In determining how best to support Catholic families, parish and diocesan staff members need to understand as clearly as possible the impact of gender ideology in the lives of Catholics. Catholic youth ministers, for example, may find it helpful to be attentive to students’ language, their use of pronouns, and their conversations, to understand the extent to which students have been exposed to or accept gender ideology. Topical discussions about catechetical concepts, such as Creation, Redemption, the human person, and the sacraments, may surface questions about Christian anthropology versus gender ideology. Sacramental preparation programs will necessitate discussion of related concepts in age-appropriate ways.  In programs involving middle and high school students, a parish or diocese should anticipate that questions about identity and sexuality and Church teachings may arise or that students may present with family circumstances involving these issues. Generally speaking, it is best not to presume that Catholics—adults or children—have an explicit understanding of Catholic anthropology or a clear understanding of why the Church rejects gender ideology. Thus, parishes or dioceses may consider incorporating explanations of Christian anthropology, and critiques of gender ideology, into parish and diocesan programs for all ages.

If a situation involving sexual identity or “gender” arises in our parish youth group, religious education, or other parish ministry, how should I handle it?

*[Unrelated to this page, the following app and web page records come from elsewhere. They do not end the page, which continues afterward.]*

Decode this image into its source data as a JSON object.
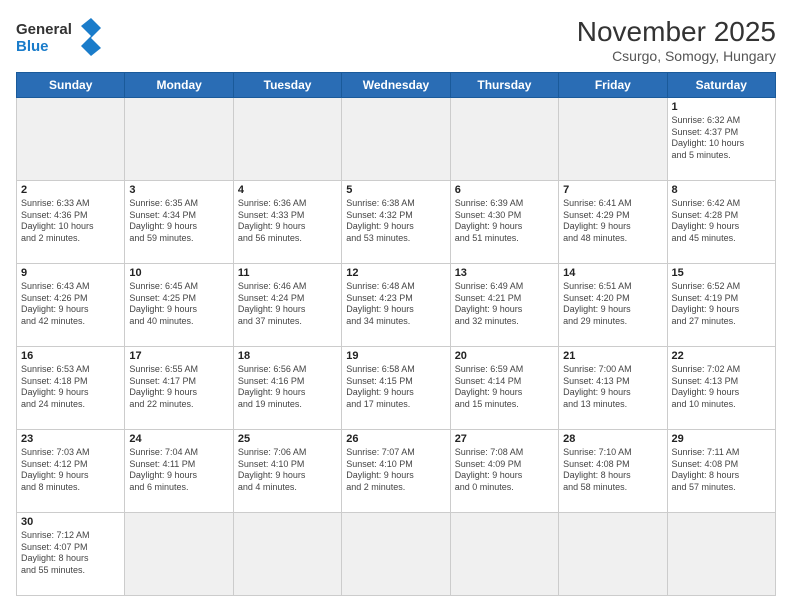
{
  "header": {
    "logo_general": "General",
    "logo_blue": "Blue",
    "month_title": "November 2025",
    "subtitle": "Csurgo, Somogy, Hungary"
  },
  "weekdays": [
    "Sunday",
    "Monday",
    "Tuesday",
    "Wednesday",
    "Thursday",
    "Friday",
    "Saturday"
  ],
  "weeks": [
    [
      {
        "day": "",
        "info": ""
      },
      {
        "day": "",
        "info": ""
      },
      {
        "day": "",
        "info": ""
      },
      {
        "day": "",
        "info": ""
      },
      {
        "day": "",
        "info": ""
      },
      {
        "day": "",
        "info": ""
      },
      {
        "day": "1",
        "info": "Sunrise: 6:32 AM\nSunset: 4:37 PM\nDaylight: 10 hours\nand 5 minutes."
      }
    ],
    [
      {
        "day": "2",
        "info": "Sunrise: 6:33 AM\nSunset: 4:36 PM\nDaylight: 10 hours\nand 2 minutes."
      },
      {
        "day": "3",
        "info": "Sunrise: 6:35 AM\nSunset: 4:34 PM\nDaylight: 9 hours\nand 59 minutes."
      },
      {
        "day": "4",
        "info": "Sunrise: 6:36 AM\nSunset: 4:33 PM\nDaylight: 9 hours\nand 56 minutes."
      },
      {
        "day": "5",
        "info": "Sunrise: 6:38 AM\nSunset: 4:32 PM\nDaylight: 9 hours\nand 53 minutes."
      },
      {
        "day": "6",
        "info": "Sunrise: 6:39 AM\nSunset: 4:30 PM\nDaylight: 9 hours\nand 51 minutes."
      },
      {
        "day": "7",
        "info": "Sunrise: 6:41 AM\nSunset: 4:29 PM\nDaylight: 9 hours\nand 48 minutes."
      },
      {
        "day": "8",
        "info": "Sunrise: 6:42 AM\nSunset: 4:28 PM\nDaylight: 9 hours\nand 45 minutes."
      }
    ],
    [
      {
        "day": "9",
        "info": "Sunrise: 6:43 AM\nSunset: 4:26 PM\nDaylight: 9 hours\nand 42 minutes."
      },
      {
        "day": "10",
        "info": "Sunrise: 6:45 AM\nSunset: 4:25 PM\nDaylight: 9 hours\nand 40 minutes."
      },
      {
        "day": "11",
        "info": "Sunrise: 6:46 AM\nSunset: 4:24 PM\nDaylight: 9 hours\nand 37 minutes."
      },
      {
        "day": "12",
        "info": "Sunrise: 6:48 AM\nSunset: 4:23 PM\nDaylight: 9 hours\nand 34 minutes."
      },
      {
        "day": "13",
        "info": "Sunrise: 6:49 AM\nSunset: 4:21 PM\nDaylight: 9 hours\nand 32 minutes."
      },
      {
        "day": "14",
        "info": "Sunrise: 6:51 AM\nSunset: 4:20 PM\nDaylight: 9 hours\nand 29 minutes."
      },
      {
        "day": "15",
        "info": "Sunrise: 6:52 AM\nSunset: 4:19 PM\nDaylight: 9 hours\nand 27 minutes."
      }
    ],
    [
      {
        "day": "16",
        "info": "Sunrise: 6:53 AM\nSunset: 4:18 PM\nDaylight: 9 hours\nand 24 minutes."
      },
      {
        "day": "17",
        "info": "Sunrise: 6:55 AM\nSunset: 4:17 PM\nDaylight: 9 hours\nand 22 minutes."
      },
      {
        "day": "18",
        "info": "Sunrise: 6:56 AM\nSunset: 4:16 PM\nDaylight: 9 hours\nand 19 minutes."
      },
      {
        "day": "19",
        "info": "Sunrise: 6:58 AM\nSunset: 4:15 PM\nDaylight: 9 hours\nand 17 minutes."
      },
      {
        "day": "20",
        "info": "Sunrise: 6:59 AM\nSunset: 4:14 PM\nDaylight: 9 hours\nand 15 minutes."
      },
      {
        "day": "21",
        "info": "Sunrise: 7:00 AM\nSunset: 4:13 PM\nDaylight: 9 hours\nand 13 minutes."
      },
      {
        "day": "22",
        "info": "Sunrise: 7:02 AM\nSunset: 4:13 PM\nDaylight: 9 hours\nand 10 minutes."
      }
    ],
    [
      {
        "day": "23",
        "info": "Sunrise: 7:03 AM\nSunset: 4:12 PM\nDaylight: 9 hours\nand 8 minutes."
      },
      {
        "day": "24",
        "info": "Sunrise: 7:04 AM\nSunset: 4:11 PM\nDaylight: 9 hours\nand 6 minutes."
      },
      {
        "day": "25",
        "info": "Sunrise: 7:06 AM\nSunset: 4:10 PM\nDaylight: 9 hours\nand 4 minutes."
      },
      {
        "day": "26",
        "info": "Sunrise: 7:07 AM\nSunset: 4:10 PM\nDaylight: 9 hours\nand 2 minutes."
      },
      {
        "day": "27",
        "info": "Sunrise: 7:08 AM\nSunset: 4:09 PM\nDaylight: 9 hours\nand 0 minutes."
      },
      {
        "day": "28",
        "info": "Sunrise: 7:10 AM\nSunset: 4:08 PM\nDaylight: 8 hours\nand 58 minutes."
      },
      {
        "day": "29",
        "info": "Sunrise: 7:11 AM\nSunset: 4:08 PM\nDaylight: 8 hours\nand 57 minutes."
      }
    ],
    [
      {
        "day": "30",
        "info": "Sunrise: 7:12 AM\nSunset: 4:07 PM\nDaylight: 8 hours\nand 55 minutes."
      },
      {
        "day": "",
        "info": ""
      },
      {
        "day": "",
        "info": ""
      },
      {
        "day": "",
        "info": ""
      },
      {
        "day": "",
        "info": ""
      },
      {
        "day": "",
        "info": ""
      },
      {
        "day": "",
        "info": ""
      }
    ]
  ]
}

Person and Identity Project resources are offered as a support and resource for parish and diocesan personnel, subject to the directions of a bishop or pastor. Questions related to sexual identity are complicated and often situation-dependent, but nevertheless affect a wider audience, potentially including the whole parish community or diocese. Thus, it is important for these situations to be resolved by the pastor or bishop according to diocesan policy. Parents choose a Catholic religious education program to faithfully transmit the teachings of the Catholic faith.  As successor to the Apostles, the Bishop has a responsibility to parents and their children to ensure that these teachings are faithfully handed on in parish religious education or other parish ministries, especially in complex situations. As a practical matter, it is important for the diocese to have a unified and consistent response and this requires clear direction from the local bishop.